It seems lately I have been hearing a lot about the Microsoft Phone scam and how it has resurrected it self again. Actually, this scam has been around since 2009, and has been run all over the world, including the U.S., Canada, Australia, Ireland, etc. The usual setup is for the scammers to call you and identify themselves as Microsoft technicians then tell you that your windows based PC or server is generating all sorts of error messages on the internet, and bad things are happening, and that you need to fix it immediately. The technicians who just called you will fix your issue, for a hefty fee of course, and solve your problem immediately. What this does is two things. One, it takes your money, and two, it gives the scammers access to your PC.
Let’s be clear here. The Microsoft phone scam has been around for years, and Microsoft has tried to spread the word. Microsoft does NOT contact consumers. They will never call you and tell you there is something wrong with your computer. (not unless you called them first). Microsoft will never send you any emails, letters, online chats sessions, etc. that say they have spotted something wrong with your computer.
The scammers running this fraud pretend they’re from the software company’s technical support department when they telephone to inform householders that their computers have been infected with a virus. Often the scam pitch begins “I’m calling for Microsoft. We’ve had a report from your internet service provider of serious virus problems from your computer.” The caller warns that if the problem is not solved the computer will become unusable and then offers to repair the problem. Remember, this will never happen! If anyone identifies themselves as Microsoft, just hang up.The ultimate goal of the fraud varies depending upon which con artists are running it. Some crossroaders set up the confused householders to buy overpriced (and worthless) anti-virus protection. Others, under the guise of selling a solution to the victim’s computer virus “problem,” go after their pigeons’ bank account info, then make hefty withdrawals once they have it. Yet others look to take remote control of the computers belonging to those they dupe. The last of these appears to be the most common form of the scam; in that iteration, con artists direct their intended victims to access a particular website and download a program from it. By doing so, those users enable remote access to their computers.
These scammers are known for being tenacious. I once received a call from one such scammer, and even after I identified myself, informed the caller that I knew he was running a scam, pointed out that I write about scams like these for a living, threatened to call the FTC and report him, and told him I knew he was lying because I had no Windows-based PC at home, he still wouldn’t give up on trying to sell me his “service” or acknowledge he was a scammer.
Microsoft does not make unsolicited phone calls to help you fix your computer
In this scam cybercriminals call you and claim to be from Microsoft Tech Support. They offer to help solve your computer problems. Once the crooks have gained your trust, they attempt to steal from you and damage your computer with malware including viruses and spyware.

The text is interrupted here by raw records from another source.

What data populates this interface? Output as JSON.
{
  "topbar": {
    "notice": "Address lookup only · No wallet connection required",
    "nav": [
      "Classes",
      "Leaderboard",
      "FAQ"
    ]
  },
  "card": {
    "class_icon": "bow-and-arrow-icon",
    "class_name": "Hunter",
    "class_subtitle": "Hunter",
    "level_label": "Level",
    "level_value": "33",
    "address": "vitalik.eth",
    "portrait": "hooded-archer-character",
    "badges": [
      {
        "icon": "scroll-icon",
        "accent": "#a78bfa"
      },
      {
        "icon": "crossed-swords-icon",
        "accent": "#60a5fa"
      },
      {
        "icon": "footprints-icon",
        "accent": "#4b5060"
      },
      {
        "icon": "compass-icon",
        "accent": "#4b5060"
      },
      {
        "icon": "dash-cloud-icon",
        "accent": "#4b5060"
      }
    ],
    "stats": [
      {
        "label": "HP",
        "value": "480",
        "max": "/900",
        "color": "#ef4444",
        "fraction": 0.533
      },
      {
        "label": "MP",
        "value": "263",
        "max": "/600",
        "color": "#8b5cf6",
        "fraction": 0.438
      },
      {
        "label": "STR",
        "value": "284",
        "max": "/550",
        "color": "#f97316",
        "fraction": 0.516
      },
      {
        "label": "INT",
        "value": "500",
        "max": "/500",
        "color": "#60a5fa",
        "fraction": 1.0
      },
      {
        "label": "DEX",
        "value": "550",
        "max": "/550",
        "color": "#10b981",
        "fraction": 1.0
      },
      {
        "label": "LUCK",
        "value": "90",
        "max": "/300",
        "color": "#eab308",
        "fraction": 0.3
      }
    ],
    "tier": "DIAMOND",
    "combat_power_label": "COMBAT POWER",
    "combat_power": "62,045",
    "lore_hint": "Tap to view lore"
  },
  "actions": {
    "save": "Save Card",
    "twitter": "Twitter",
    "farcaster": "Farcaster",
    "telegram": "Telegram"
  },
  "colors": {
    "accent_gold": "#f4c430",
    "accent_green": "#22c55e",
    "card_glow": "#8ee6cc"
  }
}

Although law enforcement can trace phone numbers, perpetrators often use pay phones, disposable cellular phones, or stolen cellular phone numbers. It’s better to avoid being conned rather than try to repair damage afterwards.
Treat all unsolicited phone calls with skepticism. Do not provide any personal information.
If you receive an unsolicited call from someone claiming to be from Microsoft Tech Support, hang up. We do not make these kinds of calls.
Why this is important to you
In your office, you have electronic protected health information. This is becoming very valuable to cyber criminals. Years ago, they were not interested in the medical community. Now they realize you have data they want. You have social security numbers, credit card numbers, patient records, employee records, etc. Because of this, you need to be aware of the Microsoft phone scam. You never want to let anyone in your computer without a BAA (business associate agreement). I’m sure if you ask the person on the other end of the line to sign the agreement you will get a very fast hang up!